**Problem to solve**
Repeat the listing below in full and exactly, but without its pictures.

═══

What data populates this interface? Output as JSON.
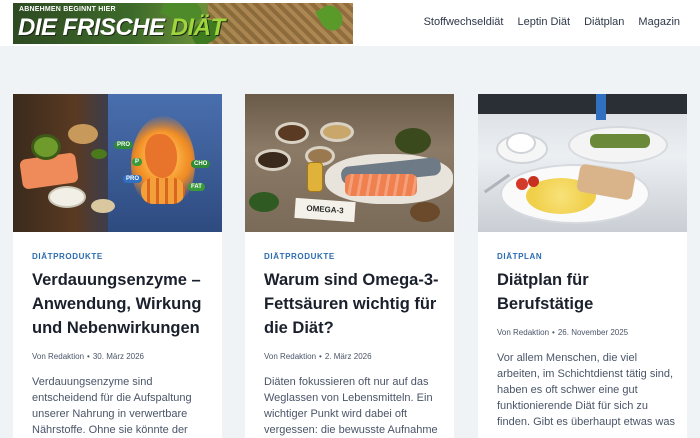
{
  "header": {
    "logo_small": "ABNEHMEN BEGINNT HIER",
    "logo_big_a": "DIE FRISCHE ",
    "logo_big_b": "DIÄT",
    "nav": [
      "Stoffwechseldiät",
      "Leptin Diät",
      "Diätplan",
      "Magazin"
    ]
  },
  "posts": [
    {
      "category": "DIÄTPRODUKTE",
      "title": "Verdauungsenzyme – Anwendung, Wirkung und Nebenwirkungen",
      "author": "Von Redaktion",
      "date": "30. März 2026",
      "excerpt": "Verdauungsenzyme sind entscheidend für die Aufspaltung unserer Nahrung in verwertbare Nährstoffe. Ohne sie könnte der Körper keine Energie aus",
      "image_icon": "digestive-system-illustration"
    },
    {
      "category": "DIÄTPRODUKTE",
      "title": "Warum sind Omega-3-Fettsäuren wichtig für die Diät?",
      "author": "Von Redaktion",
      "date": "2. März 2026",
      "excerpt": "Diäten fokussieren oft nur auf das Weglassen von Lebensmitteln. Ein wichtiger Punkt wird dabei oft vergessen: die bewusste Aufnahme",
      "image_label": "OMEGA-3"
    },
    {
      "category": "DIÄTPLAN",
      "title": "Diätplan für Berufstätige",
      "author": "Von Redaktion",
      "date": "26. November 2025",
      "excerpt": "Vor allem Menschen, die viel arbeiten, im Schichtdienst tätig sind, haben es oft schwer eine gut funktionierende Diät für sich zu finden. Gibt es überhaupt etwas was",
      "image_icon": "breakfast-plate-photo"
    }
  ],
  "img1_badges": [
    "PRO",
    "P",
    "PRO",
    "CHO",
    "FAT"
  ],
  "colors": {
    "accent": "#2b6cb0",
    "background": "#f0f3f6"
  }
}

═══

**Written response**
What data populates this interface? Output as JSON.
{
  "header": {
    "logo_small": "ABNEHMEN BEGINNT HIER",
    "logo_big_a": "DIE FRISCHE ",
    "logo_big_b": "DIÄT",
    "nav": [
      "Stoffwechseldiät",
      "Leptin Diät",
      "Diätplan",
      "Magazin"
    ]
  },
  "posts": [
    {
      "category": "DIÄTPRODUKTE",
      "title": "Verdauungsenzyme – Anwendung, Wirkung und Nebenwirkungen",
      "author": "Von Redaktion",
      "date": "30. März 2026",
      "excerpt": "Verdauungsenzyme sind entscheidend für die Aufspaltung unserer Nahrung in verwertbare Nährstoffe. Ohne sie könnte der Körper keine Energie aus",
      "image_icon": "digestive-system-illustration"
    },
    {
      "category": "DIÄTPRODUKTE",
      "title": "Warum sind Omega-3-Fettsäuren wichtig für die Diät?",
      "author": "Von Redaktion",
      "date": "2. März 2026",
      "excerpt": "Diäten fokussieren oft nur auf das Weglassen von Lebensmitteln. Ein wichtiger Punkt wird dabei oft vergessen: die bewusste Aufnahme",
      "image_label": "OMEGA-3"
    },
    {
      "category": "DIÄTPLAN",
      "title": "Diätplan für Berufstätige",
      "author": "Von Redaktion",
      "date": "26. November 2025",
      "excerpt": "Vor allem Menschen, die viel arbeiten, im Schichtdienst tätig sind, haben es oft schwer eine gut funktionierende Diät für sich zu finden. Gibt es überhaupt etwas was",
      "image_icon": "breakfast-plate-photo"
    }
  ],
  "img1_badges": [
    "PRO",
    "P",
    "PRO",
    "CHO",
    "FAT"
  ],
  "colors": {
    "accent": "#2b6cb0",
    "background": "#f0f3f6"
  }
}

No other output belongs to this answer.